BILL: Should Ukrainian Refugees Be Eligible for PR? - Ukrainian Adjustment Act of 2023 - H.R.3911

Tell your reps to support or oppose this bill

  • 29

    Our Congress has FAILED to come up with an Immigration policy, so just open all the gates and allow anyone into this country. 

  • 3,373

    As they fled from a country being attacked by a foreign despot who ordered a building bombed that he knew contained orphans and killed them all, I think it's safe to say that they fled for a good reason.


    As such, I DO think they should get full citizenship.

  • 3,725

    Ukrainians love their country and are fighting for their freedom

    they are not looking to relocate permanently - simply need temporary shelter until the war is resolved 

    if not, only then should this be considered

    until then don't muck up their system because every able bodied person will be required to rebuild the country 

    and there are more than sufficient forfeited russian assets to fund a robust financing of this rebuild

    the best assistance the US and EU can render apart from robust defense supplies and training is accelerated resolutions through international courts of these crimes so frozen funds can be rapidly deployed to compensate for damages 

    congress is prone to indulge in knee jerk reactions that create theater for their political benefit regardless of the consequences 

    our track record of rectification / rebuilding nations is not a healthy one! assimilating Ukrainians here is akin to destroying two stones with one bird! 


  • 2,431

    YES!!!!  However, the same considerations should be provided to others who are fleeing war-torn countries.

  • 96.4k

    The Ukrainian Adjustment Act is Bipartisan Legislation that allows Ukrainians living in the U.S. since 2014 due to the war to have with permanent residency status, which allows them to work, contribute to society, and maintain a stable life in the U.S. until they are able to return home similar to the Venezuelan Adjustment Act.

    Ukrainians arrived in the US under the U4U program with US sponsors but is temporary (2years only) so is being extended as some have no houses, no jobs and/or cities to return to, and live in limbo in the US.

    "The U4U program allows Ukrainians with willing U.S. sponsors to fly directly to the U.S. and stay and work for up to two years under what’s known as humanitarian parole."

    "According to the Department of Homeland Security, as of April 18, the department had received approximately 238,000 requests from individuals in the U.S. who wanted to sponsor a Ukrainian citizen as part of the program, and around 125,000 have entered the U.S. through U4U. (More than 179,000 additional Ukrainians have also been permitted to enter the country outside of U4U, such as by requesting to enter via the U.S.-Mexico border or through other visas, according to DHS.)"


  • 49.9k

    I'm not opposed to this, as Ukraine has been under constant attack from Russia for nearly 10 years and these residents should be allowed to flourish here safely.

    However, I would have been ok with a special protected temporary status so that they could return to Ukraine when war is over if they so choose.

    Either way, we should allow these refugees to stay and work and prosper safely here in our country until they so choose to leave.

  • 26.9k

    I can't say "yes," and I can't say "no."

    Our major cities are already far beyond overcrowded and resources for emergency immigrant support are severely limited or already gone.

    For better or worse, we don't have a policy that directs immigrants based on degrees or skill sets needed by cities. 

    Yet, Ukrainian need help.

    We could task urban planners to come up with ideas if they haven't already.
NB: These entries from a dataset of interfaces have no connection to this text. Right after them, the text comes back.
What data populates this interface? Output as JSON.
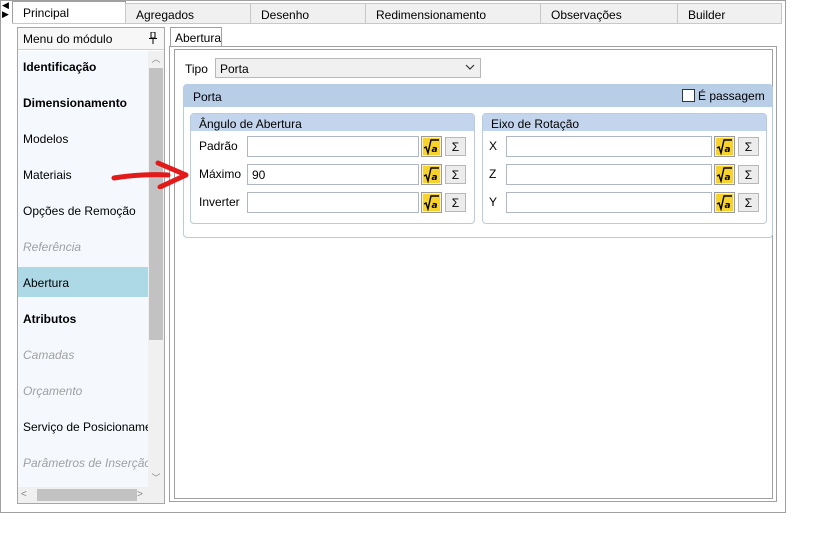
{
  "nav": {
    "left_glyph": "◀",
    "right_glyph": "▶"
  },
  "tabs": [
    {
      "label": "Principal",
      "active": true
    },
    {
      "label": "Agregados"
    },
    {
      "label": "Desenho"
    },
    {
      "label": "Redimensionamento"
    },
    {
      "label": "Observações"
    },
    {
      "label": "Builder"
    }
  ],
  "menu": {
    "header": "Menu do módulo",
    "pin_glyph": "📌",
    "items": [
      {
        "label": "Identificação",
        "style": "bold"
      },
      {
        "label": "Dimensionamento",
        "style": "bold"
      },
      {
        "label": "Modelos",
        "style": "normal"
      },
      {
        "label": "Materiais",
        "style": "normal"
      },
      {
        "label": "Opções de Remoção",
        "style": "normal"
      },
      {
        "label": "Referência",
        "style": "disabled"
      },
      {
        "label": "Abertura",
        "style": "selected"
      },
      {
        "label": "Atributos",
        "style": "bold"
      },
      {
        "label": "Camadas",
        "style": "disabled"
      },
      {
        "label": "Orçamento",
        "style": "disabled"
      },
      {
        "label": "Serviço de Posicionamen",
        "style": "normal"
      },
      {
        "label": "Parâmetros de Inserção",
        "style": "disabled"
      }
    ],
    "scroll_up_glyph": "︿",
    "scroll_down_glyph": "﹀",
    "scroll_left_glyph": "<",
    "scroll_right_glyph": ">"
  },
  "content": {
    "subtab": "Abertura",
    "tipo_label": "Tipo",
    "tipo_value": "Porta",
    "chevron_glyph": "⌄",
    "porta": {
      "title": "Porta",
      "passagem_label": "É passagem",
      "passagem_checked": false,
      "angulo": {
        "title": "Ângulo de Abertura",
        "fields": [
          {
            "label": "Padrão",
            "value": ""
          },
          {
            "label": "Máximo",
            "value": "90"
          },
          {
            "label": "Inverter",
            "value": ""
          }
        ]
      },
      "eixo": {
        "title": "Eixo de Rotação",
        "fields": [
          {
            "label": "X",
            "value": ""
          },
          {
            "label": "Z",
            "value": ""
          },
          {
            "label": "Y",
            "value": ""
          }
        ]
      },
      "sigma_glyph": "Σ"
    }
  },
  "colors": {
    "selected_item": "#add8e6",
    "group_header": "#c3d5ec",
    "porta_header": "#b8cde6",
    "arrow": "#e21a1a"
  }
}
Seeing what family and friends were assigned at the graduate level, I am confident that reasonable solutions are possible. However, the funding would have to come from local, state, and federal governments, as well as private enterprises. I think that even some legislators will see the potential of long-term investment for certain classes of donors as well as their constituents.
    Recall:  Certain cities are in need of renewal as they once thrived but conditions changed. 

    As to the immediate needs of Ukrainian Immigrants, given our current political climate, it is going to be very difficult at best.